A regulatory framework ought to guarantee safe, high-quality care pathways including appropriate accreditation of laboratories undertaking genetic and genomic testing. Laboratory accreditation processes around the world are developed with reference to local legislation as well as standards from the International Organization for Standardization (ISO) including ISO 15189 Medical Laboratories – requirements for quality and competence.
As examples, in the US, the Centers for Medicare & Medicaid Services (CMS) regulates all laboratory testing (except research) including clinical genetic testing through the Clinical Laboratory Improvement Amendments (CLIA).
In Australia, the National Association of Testing Authorities and the Royal College of Pathologists of Australia (NATA/RCPA) run an accreditation scheme for this purpose with the National Pathology Accreditation Advisory Council (NPAAC) overseeing the standards and providing education to the sector.
The EuroGentest project considered the harmonization of genetic testing and improvement of quality of genetic services throughout Europe. As part of this work the external quality assessment (EQA) schemes in Europe (CF Network, ERNDIM, GenQA (formally CEQA) and EMQN) worked together to improve individual EQA schemes and also to harmonise EQA processes.
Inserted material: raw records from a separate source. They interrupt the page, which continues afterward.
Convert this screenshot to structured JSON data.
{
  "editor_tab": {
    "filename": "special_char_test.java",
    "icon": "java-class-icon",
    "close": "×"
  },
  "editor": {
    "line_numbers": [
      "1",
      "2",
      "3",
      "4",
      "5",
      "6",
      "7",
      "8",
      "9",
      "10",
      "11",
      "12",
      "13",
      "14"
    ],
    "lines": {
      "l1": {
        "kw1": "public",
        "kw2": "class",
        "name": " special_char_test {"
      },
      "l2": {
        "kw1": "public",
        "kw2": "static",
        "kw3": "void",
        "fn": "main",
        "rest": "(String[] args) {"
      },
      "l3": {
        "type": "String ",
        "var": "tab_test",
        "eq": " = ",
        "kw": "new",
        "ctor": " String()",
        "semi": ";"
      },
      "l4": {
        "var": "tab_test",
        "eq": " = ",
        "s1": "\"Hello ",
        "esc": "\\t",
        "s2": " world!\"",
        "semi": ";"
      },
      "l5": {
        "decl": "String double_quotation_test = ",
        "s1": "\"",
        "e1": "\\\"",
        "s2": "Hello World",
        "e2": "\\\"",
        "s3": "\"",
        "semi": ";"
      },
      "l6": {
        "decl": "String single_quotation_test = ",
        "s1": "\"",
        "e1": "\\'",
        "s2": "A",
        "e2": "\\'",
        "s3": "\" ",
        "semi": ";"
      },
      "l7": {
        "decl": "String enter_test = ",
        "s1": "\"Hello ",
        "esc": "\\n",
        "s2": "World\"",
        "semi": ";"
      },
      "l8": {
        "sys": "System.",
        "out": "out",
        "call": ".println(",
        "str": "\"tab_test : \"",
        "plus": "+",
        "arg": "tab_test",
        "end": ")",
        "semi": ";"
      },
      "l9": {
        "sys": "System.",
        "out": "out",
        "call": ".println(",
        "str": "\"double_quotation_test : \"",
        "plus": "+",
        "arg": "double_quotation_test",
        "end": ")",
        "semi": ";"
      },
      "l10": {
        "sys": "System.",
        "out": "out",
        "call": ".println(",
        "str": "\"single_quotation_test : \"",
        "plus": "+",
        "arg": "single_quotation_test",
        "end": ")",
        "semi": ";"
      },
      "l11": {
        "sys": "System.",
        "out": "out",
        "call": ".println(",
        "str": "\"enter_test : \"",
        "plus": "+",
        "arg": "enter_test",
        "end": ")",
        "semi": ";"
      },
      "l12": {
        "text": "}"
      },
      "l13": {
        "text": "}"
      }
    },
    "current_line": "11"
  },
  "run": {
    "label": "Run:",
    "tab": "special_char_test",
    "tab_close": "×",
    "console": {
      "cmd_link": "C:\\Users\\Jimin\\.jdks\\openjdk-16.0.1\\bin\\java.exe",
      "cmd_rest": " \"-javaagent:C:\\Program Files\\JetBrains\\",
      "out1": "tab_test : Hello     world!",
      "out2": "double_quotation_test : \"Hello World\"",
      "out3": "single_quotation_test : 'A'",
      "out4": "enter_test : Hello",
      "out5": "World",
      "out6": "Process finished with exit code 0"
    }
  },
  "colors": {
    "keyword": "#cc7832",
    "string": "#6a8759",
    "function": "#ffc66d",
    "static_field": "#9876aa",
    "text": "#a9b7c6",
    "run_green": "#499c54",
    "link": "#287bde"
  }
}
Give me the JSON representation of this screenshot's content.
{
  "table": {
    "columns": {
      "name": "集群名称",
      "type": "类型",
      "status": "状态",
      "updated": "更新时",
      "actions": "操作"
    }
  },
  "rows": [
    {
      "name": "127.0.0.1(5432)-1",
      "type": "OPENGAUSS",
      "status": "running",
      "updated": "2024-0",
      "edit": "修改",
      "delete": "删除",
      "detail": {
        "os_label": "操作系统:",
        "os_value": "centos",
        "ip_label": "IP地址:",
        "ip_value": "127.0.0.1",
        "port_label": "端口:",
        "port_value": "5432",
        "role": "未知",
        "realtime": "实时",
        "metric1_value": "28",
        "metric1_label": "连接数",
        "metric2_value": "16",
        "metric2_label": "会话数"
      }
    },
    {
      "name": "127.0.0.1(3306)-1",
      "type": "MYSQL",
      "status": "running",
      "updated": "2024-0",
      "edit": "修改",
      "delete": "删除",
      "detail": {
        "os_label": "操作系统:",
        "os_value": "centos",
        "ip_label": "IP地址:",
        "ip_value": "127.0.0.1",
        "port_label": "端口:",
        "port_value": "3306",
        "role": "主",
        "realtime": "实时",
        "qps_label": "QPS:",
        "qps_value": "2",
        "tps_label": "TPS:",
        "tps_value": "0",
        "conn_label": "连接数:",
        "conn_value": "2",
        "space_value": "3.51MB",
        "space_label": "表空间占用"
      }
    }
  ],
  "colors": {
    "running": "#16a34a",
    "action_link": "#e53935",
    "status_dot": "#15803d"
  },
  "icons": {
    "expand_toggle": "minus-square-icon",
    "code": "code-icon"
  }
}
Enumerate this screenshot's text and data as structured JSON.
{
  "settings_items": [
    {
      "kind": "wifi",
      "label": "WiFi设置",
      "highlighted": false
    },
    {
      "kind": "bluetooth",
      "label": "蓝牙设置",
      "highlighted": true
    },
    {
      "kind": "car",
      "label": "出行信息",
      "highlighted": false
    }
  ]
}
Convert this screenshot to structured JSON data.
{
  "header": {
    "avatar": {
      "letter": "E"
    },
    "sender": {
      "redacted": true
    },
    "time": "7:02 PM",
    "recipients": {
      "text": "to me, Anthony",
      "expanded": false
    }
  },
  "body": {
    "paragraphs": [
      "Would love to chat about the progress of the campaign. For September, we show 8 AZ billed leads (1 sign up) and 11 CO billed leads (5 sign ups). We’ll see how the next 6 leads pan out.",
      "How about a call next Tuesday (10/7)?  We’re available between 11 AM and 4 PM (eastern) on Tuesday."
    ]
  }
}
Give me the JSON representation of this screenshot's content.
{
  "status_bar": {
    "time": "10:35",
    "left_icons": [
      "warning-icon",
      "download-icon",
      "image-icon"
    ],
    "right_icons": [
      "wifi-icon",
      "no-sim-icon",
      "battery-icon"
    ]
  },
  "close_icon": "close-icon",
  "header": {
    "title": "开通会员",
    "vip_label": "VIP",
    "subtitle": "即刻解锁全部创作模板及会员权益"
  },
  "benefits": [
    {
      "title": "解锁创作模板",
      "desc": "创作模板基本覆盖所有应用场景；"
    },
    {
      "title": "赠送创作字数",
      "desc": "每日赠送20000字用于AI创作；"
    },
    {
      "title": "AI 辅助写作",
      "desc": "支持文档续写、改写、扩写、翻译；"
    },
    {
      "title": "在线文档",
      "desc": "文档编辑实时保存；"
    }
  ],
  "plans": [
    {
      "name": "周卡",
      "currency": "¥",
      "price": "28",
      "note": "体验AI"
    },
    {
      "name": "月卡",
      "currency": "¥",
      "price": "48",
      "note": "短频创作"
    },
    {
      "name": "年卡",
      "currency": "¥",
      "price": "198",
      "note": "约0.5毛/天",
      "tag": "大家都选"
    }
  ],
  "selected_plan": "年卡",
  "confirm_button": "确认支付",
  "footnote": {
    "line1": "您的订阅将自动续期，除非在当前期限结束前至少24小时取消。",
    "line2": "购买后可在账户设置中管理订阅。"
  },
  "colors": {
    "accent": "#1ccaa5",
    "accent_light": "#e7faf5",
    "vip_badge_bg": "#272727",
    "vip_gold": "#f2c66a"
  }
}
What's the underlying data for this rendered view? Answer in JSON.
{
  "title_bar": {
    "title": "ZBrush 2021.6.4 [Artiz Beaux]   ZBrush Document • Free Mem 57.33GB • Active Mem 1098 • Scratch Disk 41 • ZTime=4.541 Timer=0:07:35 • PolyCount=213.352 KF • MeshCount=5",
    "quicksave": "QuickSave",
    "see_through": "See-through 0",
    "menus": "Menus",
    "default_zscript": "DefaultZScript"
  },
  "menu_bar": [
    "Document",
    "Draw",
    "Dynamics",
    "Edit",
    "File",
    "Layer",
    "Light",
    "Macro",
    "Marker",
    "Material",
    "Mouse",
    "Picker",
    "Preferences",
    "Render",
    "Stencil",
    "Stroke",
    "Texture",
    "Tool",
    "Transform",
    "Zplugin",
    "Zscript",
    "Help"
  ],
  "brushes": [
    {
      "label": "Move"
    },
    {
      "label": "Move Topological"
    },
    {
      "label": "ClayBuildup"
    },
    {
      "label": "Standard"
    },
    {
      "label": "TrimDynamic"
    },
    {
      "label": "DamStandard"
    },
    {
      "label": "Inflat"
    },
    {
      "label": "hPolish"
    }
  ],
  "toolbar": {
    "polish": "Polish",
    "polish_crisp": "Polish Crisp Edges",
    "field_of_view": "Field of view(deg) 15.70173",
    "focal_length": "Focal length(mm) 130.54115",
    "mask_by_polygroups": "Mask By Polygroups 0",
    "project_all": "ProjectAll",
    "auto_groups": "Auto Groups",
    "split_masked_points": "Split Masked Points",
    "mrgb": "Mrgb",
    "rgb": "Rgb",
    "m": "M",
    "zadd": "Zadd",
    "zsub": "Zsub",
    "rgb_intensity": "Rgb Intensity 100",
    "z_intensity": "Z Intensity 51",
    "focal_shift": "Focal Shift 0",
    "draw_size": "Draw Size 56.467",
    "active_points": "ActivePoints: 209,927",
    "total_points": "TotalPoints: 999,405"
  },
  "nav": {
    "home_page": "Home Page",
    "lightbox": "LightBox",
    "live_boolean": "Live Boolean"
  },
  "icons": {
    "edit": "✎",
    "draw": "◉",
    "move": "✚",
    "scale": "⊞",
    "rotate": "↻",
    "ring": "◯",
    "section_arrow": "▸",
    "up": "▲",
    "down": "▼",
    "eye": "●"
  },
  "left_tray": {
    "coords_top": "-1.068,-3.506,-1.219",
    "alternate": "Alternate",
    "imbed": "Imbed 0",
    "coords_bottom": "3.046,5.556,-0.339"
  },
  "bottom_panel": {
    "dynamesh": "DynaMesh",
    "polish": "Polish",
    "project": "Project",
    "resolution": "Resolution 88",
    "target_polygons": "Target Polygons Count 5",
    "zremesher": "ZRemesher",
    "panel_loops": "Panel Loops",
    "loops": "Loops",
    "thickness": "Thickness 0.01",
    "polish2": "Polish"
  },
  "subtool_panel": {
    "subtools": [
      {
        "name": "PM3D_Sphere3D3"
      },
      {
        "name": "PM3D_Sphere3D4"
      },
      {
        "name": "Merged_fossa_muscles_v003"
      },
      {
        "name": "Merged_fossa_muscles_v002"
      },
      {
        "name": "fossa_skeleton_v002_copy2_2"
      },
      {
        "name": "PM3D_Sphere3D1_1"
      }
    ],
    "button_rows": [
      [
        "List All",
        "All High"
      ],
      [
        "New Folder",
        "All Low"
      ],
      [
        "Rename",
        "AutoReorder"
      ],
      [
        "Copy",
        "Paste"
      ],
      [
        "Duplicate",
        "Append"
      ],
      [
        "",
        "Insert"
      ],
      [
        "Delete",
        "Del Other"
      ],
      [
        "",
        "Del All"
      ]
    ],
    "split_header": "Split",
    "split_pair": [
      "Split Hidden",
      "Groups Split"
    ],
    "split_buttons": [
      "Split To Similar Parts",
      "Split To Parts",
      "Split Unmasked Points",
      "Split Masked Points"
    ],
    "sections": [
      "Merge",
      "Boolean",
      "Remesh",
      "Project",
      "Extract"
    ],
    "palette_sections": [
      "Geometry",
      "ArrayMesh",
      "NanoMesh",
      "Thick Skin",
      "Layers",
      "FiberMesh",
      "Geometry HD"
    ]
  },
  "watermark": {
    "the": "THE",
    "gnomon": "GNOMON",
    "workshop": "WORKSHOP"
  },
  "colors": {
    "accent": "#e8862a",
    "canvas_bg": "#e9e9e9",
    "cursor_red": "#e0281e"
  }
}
In 2016, EuroGentest and the European Society of Human Genetics, published guidelines for the evaluation and validation of next-generation sequencing (NGS) applications for the diagnosis of genetic disorders.
In 2018 a joint recommendation of the Association for Molecular Pathology and the College of American Pathologists was published on Standards and Guidelines for Validating Next- Generation Sequencing Bioinformatics Pipelines. This guidance included 17 best practice recommendations for the validation of clinical NGS bioinformatics pipelines including practical guidance for laboratories regarding NGS bioinformatics pipeline design, development, and operation.